### [Exercise objective]
Only the lines holding the word "your" are wanted; copy each of them from the listing.

### [Material for the task]
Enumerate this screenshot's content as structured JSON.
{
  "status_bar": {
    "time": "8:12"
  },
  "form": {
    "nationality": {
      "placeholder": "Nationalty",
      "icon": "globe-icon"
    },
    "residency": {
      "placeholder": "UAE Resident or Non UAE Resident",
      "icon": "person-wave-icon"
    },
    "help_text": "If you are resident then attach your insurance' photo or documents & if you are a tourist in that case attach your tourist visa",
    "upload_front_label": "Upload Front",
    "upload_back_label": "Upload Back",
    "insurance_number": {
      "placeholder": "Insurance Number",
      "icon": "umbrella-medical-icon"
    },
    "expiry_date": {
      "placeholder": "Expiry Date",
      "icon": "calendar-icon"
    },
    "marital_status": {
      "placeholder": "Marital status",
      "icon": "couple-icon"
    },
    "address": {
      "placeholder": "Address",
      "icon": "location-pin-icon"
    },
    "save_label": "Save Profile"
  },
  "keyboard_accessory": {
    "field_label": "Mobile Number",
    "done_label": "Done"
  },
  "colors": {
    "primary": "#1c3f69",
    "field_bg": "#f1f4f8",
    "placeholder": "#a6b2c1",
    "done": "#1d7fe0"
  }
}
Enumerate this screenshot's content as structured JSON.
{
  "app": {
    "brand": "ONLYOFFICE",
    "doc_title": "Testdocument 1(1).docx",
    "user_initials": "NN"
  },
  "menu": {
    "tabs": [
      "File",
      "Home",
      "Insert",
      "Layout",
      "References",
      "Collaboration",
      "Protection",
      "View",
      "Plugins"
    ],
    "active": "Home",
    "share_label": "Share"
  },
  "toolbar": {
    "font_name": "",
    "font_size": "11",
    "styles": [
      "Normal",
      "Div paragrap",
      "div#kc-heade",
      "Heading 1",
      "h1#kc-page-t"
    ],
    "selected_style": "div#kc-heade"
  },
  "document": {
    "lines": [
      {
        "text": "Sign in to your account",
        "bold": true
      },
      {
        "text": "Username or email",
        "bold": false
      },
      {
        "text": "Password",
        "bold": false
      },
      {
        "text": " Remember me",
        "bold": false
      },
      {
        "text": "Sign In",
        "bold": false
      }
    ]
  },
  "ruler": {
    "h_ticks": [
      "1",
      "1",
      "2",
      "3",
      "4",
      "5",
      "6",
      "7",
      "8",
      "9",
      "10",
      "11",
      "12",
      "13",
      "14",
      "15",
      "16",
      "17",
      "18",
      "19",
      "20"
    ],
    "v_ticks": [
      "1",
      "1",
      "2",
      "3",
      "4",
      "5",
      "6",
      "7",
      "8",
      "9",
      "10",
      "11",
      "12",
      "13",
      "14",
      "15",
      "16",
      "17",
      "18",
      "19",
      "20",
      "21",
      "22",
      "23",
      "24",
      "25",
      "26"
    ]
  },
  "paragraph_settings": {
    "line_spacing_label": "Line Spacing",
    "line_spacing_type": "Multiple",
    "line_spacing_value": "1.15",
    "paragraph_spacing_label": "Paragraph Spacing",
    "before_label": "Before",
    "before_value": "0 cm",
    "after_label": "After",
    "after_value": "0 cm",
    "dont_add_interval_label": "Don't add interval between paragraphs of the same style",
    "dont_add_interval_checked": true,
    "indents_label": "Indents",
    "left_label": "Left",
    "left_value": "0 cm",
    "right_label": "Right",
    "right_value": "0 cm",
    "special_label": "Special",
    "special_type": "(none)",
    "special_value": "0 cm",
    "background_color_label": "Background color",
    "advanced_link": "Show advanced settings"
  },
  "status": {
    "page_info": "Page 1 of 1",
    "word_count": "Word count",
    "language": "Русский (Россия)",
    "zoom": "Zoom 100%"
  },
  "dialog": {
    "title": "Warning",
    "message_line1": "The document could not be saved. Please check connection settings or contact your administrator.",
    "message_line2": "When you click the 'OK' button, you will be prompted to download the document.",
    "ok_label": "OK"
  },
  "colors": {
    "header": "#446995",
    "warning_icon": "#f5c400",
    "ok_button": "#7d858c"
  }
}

### [Answer to the exercise]
    "help_text": "If you are resident then attach your insurance' photo or documents & if you are a tourist in that case attach your tourist visa",
        "text": "Sign in to your account",
    "message_line1": "The document could not be saved. Please check connection settings or contact your administrator.",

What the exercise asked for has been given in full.